The document states that on three separate occasions Robson ‘falsely’ claimed to have produced all the documents he had, but estate attorneys found ‘clear evidence’ that he wasn’t telling the truth.
Robson said in the HBO documentary Leaving Neverland that he went to Michael Jackson’s estate outside Santa Barbara following his 1993 settlement (above Robson on TV defending Jackson in 1993)
According to the documents, Robson was told by one of Jackson’s estate lawyers: ‘When I spoke to Mr Nevins on the phone, he volunteered to me that you had demanded a large amount of money for your book’
Weitzman added: ‘To this day, Robson has failed to produce numerous communications with third parties and has never explained why.’
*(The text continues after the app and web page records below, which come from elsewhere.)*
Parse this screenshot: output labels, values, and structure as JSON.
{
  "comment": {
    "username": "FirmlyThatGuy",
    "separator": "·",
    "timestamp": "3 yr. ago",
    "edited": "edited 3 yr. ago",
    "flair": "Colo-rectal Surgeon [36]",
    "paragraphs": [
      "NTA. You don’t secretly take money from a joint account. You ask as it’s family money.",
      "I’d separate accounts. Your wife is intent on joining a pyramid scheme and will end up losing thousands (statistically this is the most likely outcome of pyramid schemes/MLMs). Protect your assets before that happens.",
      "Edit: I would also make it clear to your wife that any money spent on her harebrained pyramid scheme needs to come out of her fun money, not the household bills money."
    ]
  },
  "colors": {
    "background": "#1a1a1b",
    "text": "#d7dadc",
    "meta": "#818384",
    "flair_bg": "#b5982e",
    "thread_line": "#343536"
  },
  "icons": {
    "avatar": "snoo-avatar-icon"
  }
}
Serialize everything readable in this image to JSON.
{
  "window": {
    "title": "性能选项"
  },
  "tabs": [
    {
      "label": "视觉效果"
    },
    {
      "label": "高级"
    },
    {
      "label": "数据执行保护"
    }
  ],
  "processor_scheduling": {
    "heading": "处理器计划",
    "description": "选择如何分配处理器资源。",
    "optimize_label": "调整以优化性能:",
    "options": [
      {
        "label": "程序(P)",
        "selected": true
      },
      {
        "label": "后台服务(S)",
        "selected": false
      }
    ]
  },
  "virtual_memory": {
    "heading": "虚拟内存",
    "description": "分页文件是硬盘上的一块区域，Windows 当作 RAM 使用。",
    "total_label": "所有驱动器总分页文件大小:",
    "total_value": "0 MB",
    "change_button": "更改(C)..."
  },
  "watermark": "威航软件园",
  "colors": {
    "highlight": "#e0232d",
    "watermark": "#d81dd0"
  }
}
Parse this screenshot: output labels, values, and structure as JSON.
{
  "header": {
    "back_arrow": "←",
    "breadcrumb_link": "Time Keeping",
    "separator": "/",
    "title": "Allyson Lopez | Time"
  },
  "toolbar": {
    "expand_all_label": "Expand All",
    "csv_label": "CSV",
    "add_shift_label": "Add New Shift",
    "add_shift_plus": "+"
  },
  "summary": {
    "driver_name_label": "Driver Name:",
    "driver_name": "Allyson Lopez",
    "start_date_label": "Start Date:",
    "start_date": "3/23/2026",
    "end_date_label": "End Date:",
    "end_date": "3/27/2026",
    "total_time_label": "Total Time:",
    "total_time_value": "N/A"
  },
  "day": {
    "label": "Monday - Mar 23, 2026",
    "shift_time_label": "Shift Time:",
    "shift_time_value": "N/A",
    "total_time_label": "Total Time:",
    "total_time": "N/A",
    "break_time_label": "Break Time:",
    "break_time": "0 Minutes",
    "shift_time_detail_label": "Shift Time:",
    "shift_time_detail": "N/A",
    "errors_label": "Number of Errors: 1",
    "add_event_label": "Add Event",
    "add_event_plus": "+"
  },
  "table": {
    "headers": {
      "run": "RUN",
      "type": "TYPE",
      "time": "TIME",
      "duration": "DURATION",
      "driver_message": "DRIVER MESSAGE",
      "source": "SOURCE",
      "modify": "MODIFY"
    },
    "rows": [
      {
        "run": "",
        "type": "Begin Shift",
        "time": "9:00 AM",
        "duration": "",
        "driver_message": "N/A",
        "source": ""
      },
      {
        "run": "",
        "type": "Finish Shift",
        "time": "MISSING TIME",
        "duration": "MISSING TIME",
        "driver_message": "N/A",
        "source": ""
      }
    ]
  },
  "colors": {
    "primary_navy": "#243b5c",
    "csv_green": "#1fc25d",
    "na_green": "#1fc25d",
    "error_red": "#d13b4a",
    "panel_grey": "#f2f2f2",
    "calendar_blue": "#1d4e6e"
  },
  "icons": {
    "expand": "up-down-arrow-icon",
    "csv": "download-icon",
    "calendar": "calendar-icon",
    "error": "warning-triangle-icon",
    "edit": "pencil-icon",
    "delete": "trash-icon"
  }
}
He continued that Robson had redacted the ‘entire content’ of numerous emails he produced for ‘no plausible reason’, including over 50 emails between him and his mother and a further 20 to other family members.
‘Many of those redactions are clearly improper,’ Weitzman states.
The documents cite one email exchange dated February 16, 2016 between Robson and his mother Joy, under the subject line, ‘Security testimony’.
‘Robson describes a purported statement by a former security guard at Neverland implying inappropriate conduct by Defendants, and asks his mother what she thinks,’ the document states.
Eight minutes later Robson’s mother responds: ‘Wow. None of that is true…’
The paperwork continues: ‘The remainder of Ms Robson’s response is (conveniently) obscured in the version produced by her, and Ms Robson now (conveniently) claims she no longer has access to this email, making its production by Robson himself critical.’
The documents add that Robson failed to produce multiple emails from another conversation chain with his mother, entitled ‘Questions for Mom’.
Robson went into therapy after suffering two nervous breakdowns he says were triggered by sexual abuse at Neverland.
For years, he had maintained the megastar never touched him sexually or inappropriately, maintaining his story – even to his own mother – well after the singer’s death in 2009.
He was the star witness for the defense when Michael Jackson stood trial and Jackson was acquitted on child molestation charges in 2005.
This new information came to light after a judge in the lawsuit was told by the Michael Jackson Estate that Robson had ‘misrepresented’ the status of producing the documents he was legally obliged to hand over surrounding the book.
The estate only learned about the book project in October 2016.
The judge eventually ordered that all drafts, emails, attachments, and documents related to the book be produced by Robson, but an estate request to forensically examine the choreographer’s computer was denied.
Robson’s lawsuit, which was later joined by fellow accuser James Safechuck, was ultimately tossed out of court.
In Leaving Neverland Robson and Safechuck accuse the King Of Pop of sexual abuse at the Neverland ranch over several years.
Jackson bought the Sycamore Ranch after ‘falling in love’ with the place while filming Say Say Say with Paul McCartney.
A huge fan of Peter Pan, Jackson vowed to turn the home into a real Neverland.
The 2,800 acre estate – four times the size of Monaco – has 67,000 sycamore trees and features a sepia savannah which slopes up to a 3,000 feet peak that Jackson dubbed Mount Katherine – as homage to his mother.
In 2003 Jackson allowed British broadcaster Martin Bashir to film his daily life and interactions with children at Neverland.
In the interview he defended ‘sleeping with children’ as a natural part of his life.
However, two years later cancer survivor Gavin Arvizo accused him of abusing him, which lead to his child molestation trial in Santa Maria in 2005.
He was cleared on all counts, but never returned to Neverland.